Stored dataset items
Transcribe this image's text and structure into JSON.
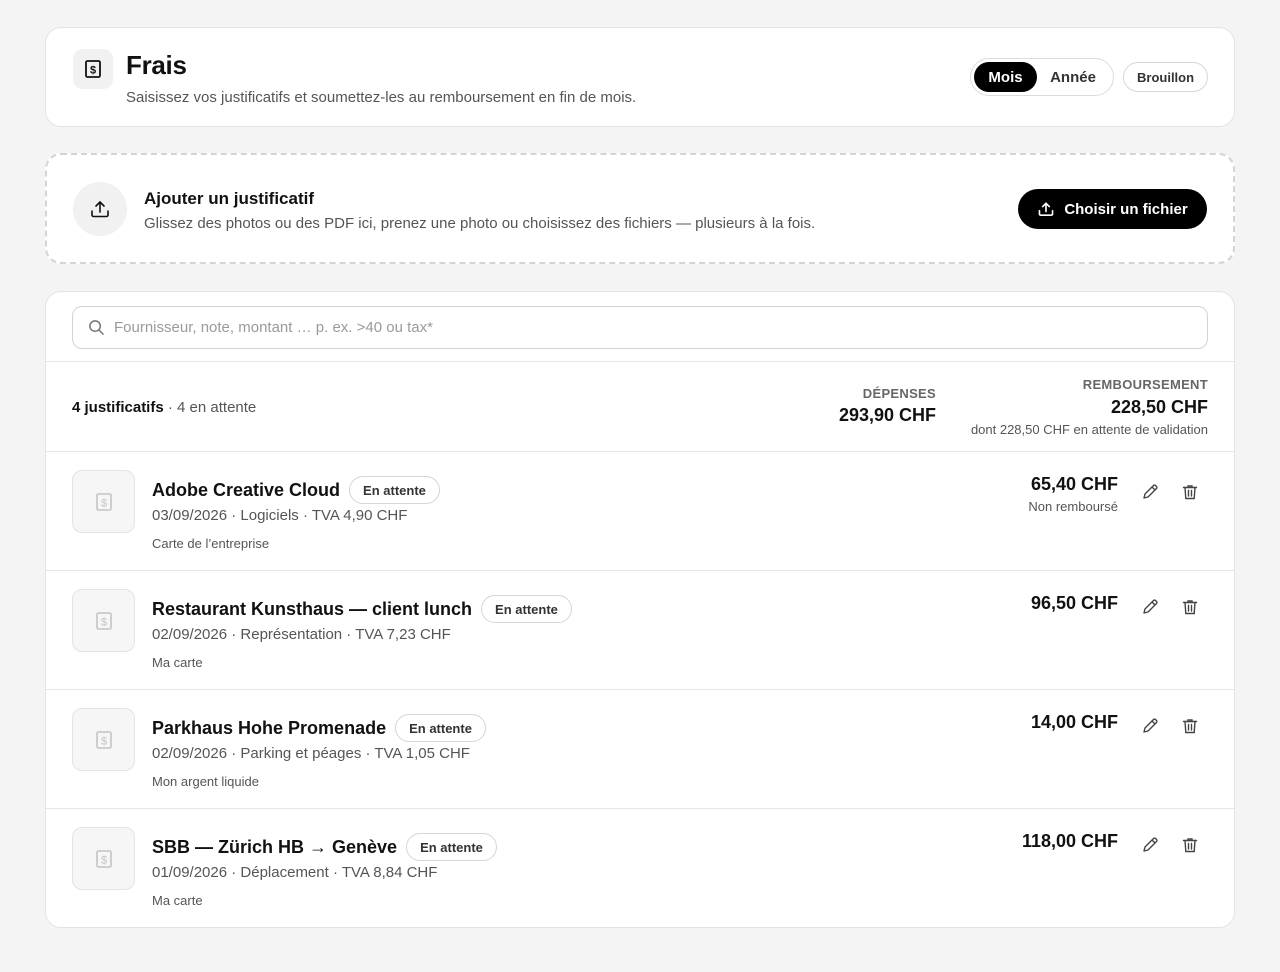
{
  "header": {
    "title": "Frais",
    "subtitle": "Saisissez vos justificatifs et soumettez-les au remboursement en fin de mois.",
    "period_toggle": {
      "options": [
        "Mois",
        "Année"
      ],
      "selected": "Mois"
    },
    "draft_badge": "Brouillon"
  },
  "upload": {
    "title": "Ajouter un justificatif",
    "description": "Glissez des photos ou des PDF ici, prenez une photo ou choisissez des fichiers — plusieurs à la fois.",
    "button_label": "Choisir un fichier"
  },
  "search": {
    "placeholder": "Fournisseur, note, montant … p. ex. >40 ou tax*",
    "value": ""
  },
  "summary": {
    "count_label": "4 justificatifs",
    "pending_label": "· 4 en attente",
    "expenses_label": "DÉPENSES",
    "expenses_value": "293,90 CHF",
    "reimbursement_label": "REMBOURSEMENT",
    "reimbursement_value": "228,50 CHF",
    "reimbursement_note": "dont 228,50 CHF en attente de validation"
  },
  "receipts": [
    {
      "vendor": "Adobe Creative Cloud",
      "status": "En attente",
      "meta": "03/09/2026 · Logiciels · TVA 4,90 CHF",
      "source": "Carte de l’entreprise",
      "amount": "65,40 CHF",
      "note": "Non remboursé"
    },
    {
      "vendor": "Restaurant Kunsthaus — client lunch",
      "status": "En attente",
      "meta": "02/09/2026 · Représentation · TVA 7,23 CHF",
      "source": "Ma carte",
      "amount": "96,50 CHF",
      "note": ""
    },
    {
      "vendor": "Parkhaus Hohe Promenade",
      "status": "En attente",
      "meta": "02/09/2026 · Parking et péages · TVA 1,05 CHF",
      "source": "Mon argent liquide",
      "amount": "14,00 CHF",
      "note": ""
    },
    {
      "vendor": "SBB — Zürich HB → Genève",
      "status": "En attente",
      "meta": "01/09/2026 · Déplacement · TVA 8,84 CHF",
      "source": "Ma carte",
      "amount": "118,00 CHF",
      "note": ""
    }
  ],
  "icons": {
    "app": "receipt-dollar-icon",
    "upload": "upload-icon",
    "search": "search-icon",
    "thumb": "receipt-placeholder-icon",
    "edit": "pencil-icon",
    "delete": "trash-icon"
  },
  "colors": {
    "accent": "#000000",
    "background": "#f4f4f4",
    "muted": "#555555"
  }
}
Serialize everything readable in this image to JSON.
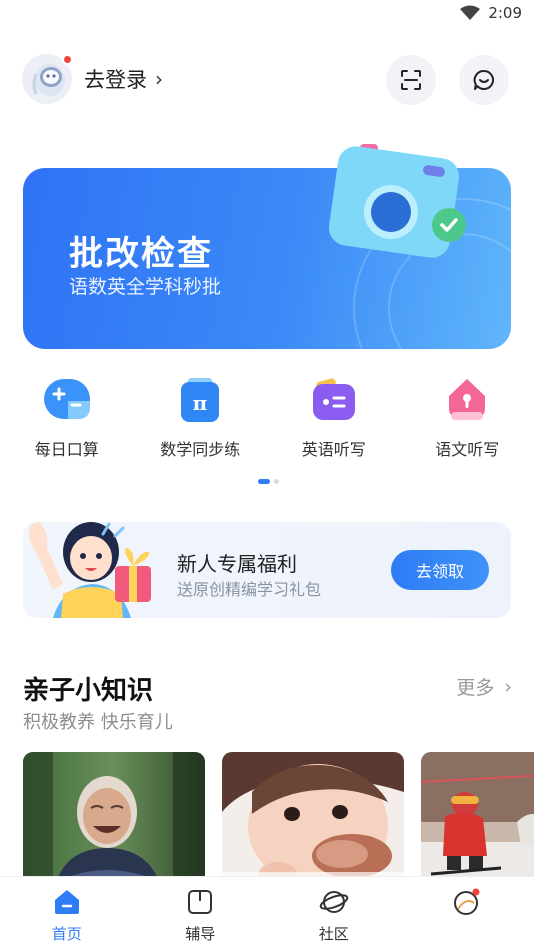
{
  "status_bar": {
    "time": "2:09"
  },
  "header": {
    "login_text": "去登录",
    "login_chevron": "›"
  },
  "banner": {
    "title": "批改检查",
    "subtitle": "语数英全学科秒批"
  },
  "tools": [
    {
      "label": "每日口算",
      "icon": "math-plus-minus-icon",
      "color": "#2f8df7"
    },
    {
      "label": "数学同步练",
      "icon": "pi-icon",
      "color": "#2f86f5"
    },
    {
      "label": "英语听写",
      "icon": "english-card-icon",
      "color": "#8a5cf0"
    },
    {
      "label": "语文听写",
      "icon": "keyhole-icon",
      "color": "#f05a8c"
    }
  ],
  "promo": {
    "title": "新人专属福利",
    "subtitle": "送原创精编学习礼包",
    "button": "去领取"
  },
  "section": {
    "title": "亲子小知识",
    "subtitle": "积极教养 快乐育儿",
    "more": "更多",
    "more_chevron": "›"
  },
  "bottom_nav": [
    {
      "label": "首页",
      "active": true
    },
    {
      "label": "辅导",
      "active": false
    },
    {
      "label": "社区",
      "active": false
    },
    {
      "label": "",
      "active": false
    }
  ],
  "colors": {
    "accent": "#2f7df6",
    "badge": "#f0443c"
  }
}
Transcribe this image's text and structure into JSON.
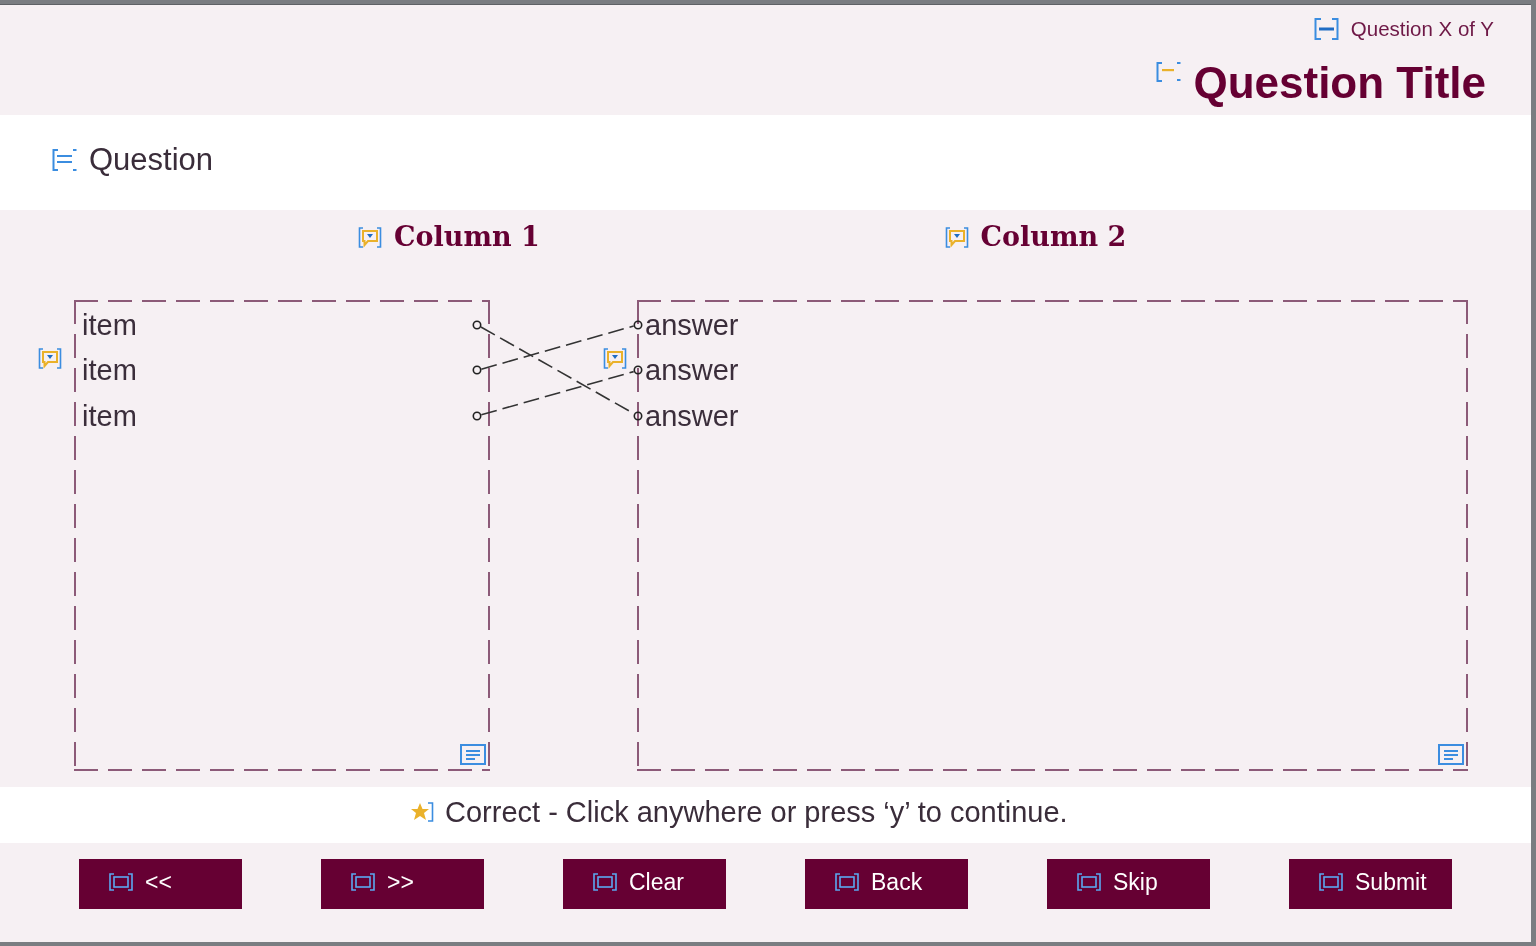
{
  "header": {
    "counter": "Question X of Y",
    "title": "Question Title"
  },
  "question": "Question",
  "columns": [
    {
      "kind": "source",
      "heading": "Column 1",
      "entries": [
        {
          "text": "item",
          "links": [
            false,
            false,
            true
          ]
        },
        {
          "text": "item",
          "links": [
            true,
            false,
            false
          ]
        },
        {
          "text": "item",
          "links": [
            false,
            true,
            false
          ]
        }
      ]
    },
    {
      "kind": "target",
      "heading": "Column 2",
      "entries": [
        {
          "text": "answer"
        },
        {
          "text": "answer"
        },
        {
          "text": "answer"
        }
      ]
    }
  ],
  "feedback": "Correct - Click anywhere or press ‘y’ to continue.",
  "buttons": [
    "<<",
    ">>",
    "Clear",
    "Back",
    "Skip",
    "Submit"
  ]
}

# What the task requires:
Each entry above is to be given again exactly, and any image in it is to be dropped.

# Exercise response:
Transcribe this image's text and structure into JSON.
{
  "header": {
    "title": "Frais",
    "subtitle": "Saisissez vos justificatifs et soumettez-les au remboursement en fin de mois.",
    "period_toggle": {
      "options": [
        "Mois",
        "Année"
      ],
      "selected": "Mois"
    },
    "draft_badge": "Brouillon"
  },
  "upload": {
    "title": "Ajouter un justificatif",
    "description": "Glissez des photos ou des PDF ici, prenez une photo ou choisissez des fichiers — plusieurs à la fois.",
    "button_label": "Choisir un fichier"
  },
  "search": {
    "placeholder": "Fournisseur, note, montant … p. ex. >40 ou tax*",
    "value": ""
  },
  "summary": {
    "count_label": "4 justificatifs",
    "pending_label": "· 4 en attente",
    "expenses_label": "DÉPENSES",
    "expenses_value": "293,90 CHF",
    "reimbursement_label": "REMBOURSEMENT",
    "reimbursement_value": "228,50 CHF",
    "reimbursement_note": "dont 228,50 CHF en attente de validation"
  },
  "receipts": [
    {
      "vendor": "Adobe Creative Cloud",
      "status": "En attente",
      "meta": "03/09/2026 · Logiciels · TVA 4,90 CHF",
      "source": "Carte de l’entreprise",
      "amount": "65,40 CHF",
      "note": "Non remboursé"
    },
    {
      "vendor": "Restaurant Kunsthaus — client lunch",
      "status": "En attente",
      "meta": "02/09/2026 · Représentation · TVA 7,23 CHF",
      "source": "Ma carte",
      "amount": "96,50 CHF",
      "note": ""
    },
    {
      "vendor": "Parkhaus Hohe Promenade",
      "status": "En attente",
      "meta": "02/09/2026 · Parking et péages · TVA 1,05 CHF",
      "source": "Mon argent liquide",
      "amount": "14,00 CHF",
      "note": ""
    },
    {
      "vendor": "SBB — Zürich HB → Genève",
      "status": "En attente",
      "meta": "01/09/2026 · Déplacement · TVA 8,84 CHF",
      "source": "Ma carte",
      "amount": "118,00 CHF",
      "note": ""
    }
  ],
  "icons": {
    "app": "receipt-dollar-icon",
    "upload": "upload-icon",
    "search": "search-icon",
    "thumb": "receipt-placeholder-icon",
    "edit": "pencil-icon",
    "delete": "trash-icon"
  },
  "colors": {
    "accent": "#000000",
    "background": "#f4f4f4",
    "muted": "#555555"
  }
}
Serialize everything readable in this image to JSON.
{
  "status_bar": {
    "time": "2:09"
  },
  "header": {
    "login_text": "去登录",
    "login_chevron": "›"
  },
  "banner": {
    "title": "批改检查",
    "subtitle": "语数英全学科秒批"
  },
  "tools": [
    {
      "label": "每日口算",
      "icon": "math-plus-minus-icon",
      "color": "#2f8df7"
    },
    {
      "label": "数学同步练",
      "icon": "pi-icon",
      "color": "#2f86f5"
    },
    {
      "label": "英语听写",
      "icon": "english-card-icon",
      "color": "#8a5cf0"
    },
    {
      "label": "语文听写",
      "icon": "keyhole-icon",
      "color": "#f05a8c"
    }
  ],
  "promo": {
    "title": "新人专属福利",
    "subtitle": "送原创精编学习礼包",
    "button": "去领取"
  },
  "section": {
    "title": "亲子小知识",
    "subtitle": "积极教养 快乐育儿",
    "more": "更多",
    "more_chevron": "›"
  },
  "bottom_nav": [
    {
      "label": "首页",
      "active": true
    },
    {
      "label": "辅导",
      "active": false
    },
    {
      "label": "社区",
      "active": false
    },
    {
      "label": "",
      "active": false
    }
  ],
  "colors": {
    "accent": "#2f7df6",
    "badge": "#f0443c"
  }
}
Transcribe this image's text and structure into JSON.
{
  "header": {
    "counter": "Question X of Y",
    "title": "Question Title"
  },
  "question": "Question",
  "columns": [
    {
      "kind": "source",
      "heading": "Column 1",
      "entries": [
        {
          "text": "item",
          "links": [
            false,
            false,
            true
          ]
        },
        {
          "text": "item",
          "links": [
            true,
            false,
            false
          ]
        },
        {
          "text": "item",
          "links": [
            false,
            true,
            false
          ]
        }
      ]
    },
    {
      "kind": "target",
      "heading": "Column 2",
      "entries": [
        {
          "text": "answer"
        },
        {
          "text": "answer"
        },
        {
          "text": "answer"
        }
      ]
    }
  ],
  "feedback": "Correct - Click anywhere or press ‘y’ to continue.",
  "buttons": [
    "<<",
    ">>",
    "Clear",
    "Back",
    "Skip",
    "Submit"
  ]
}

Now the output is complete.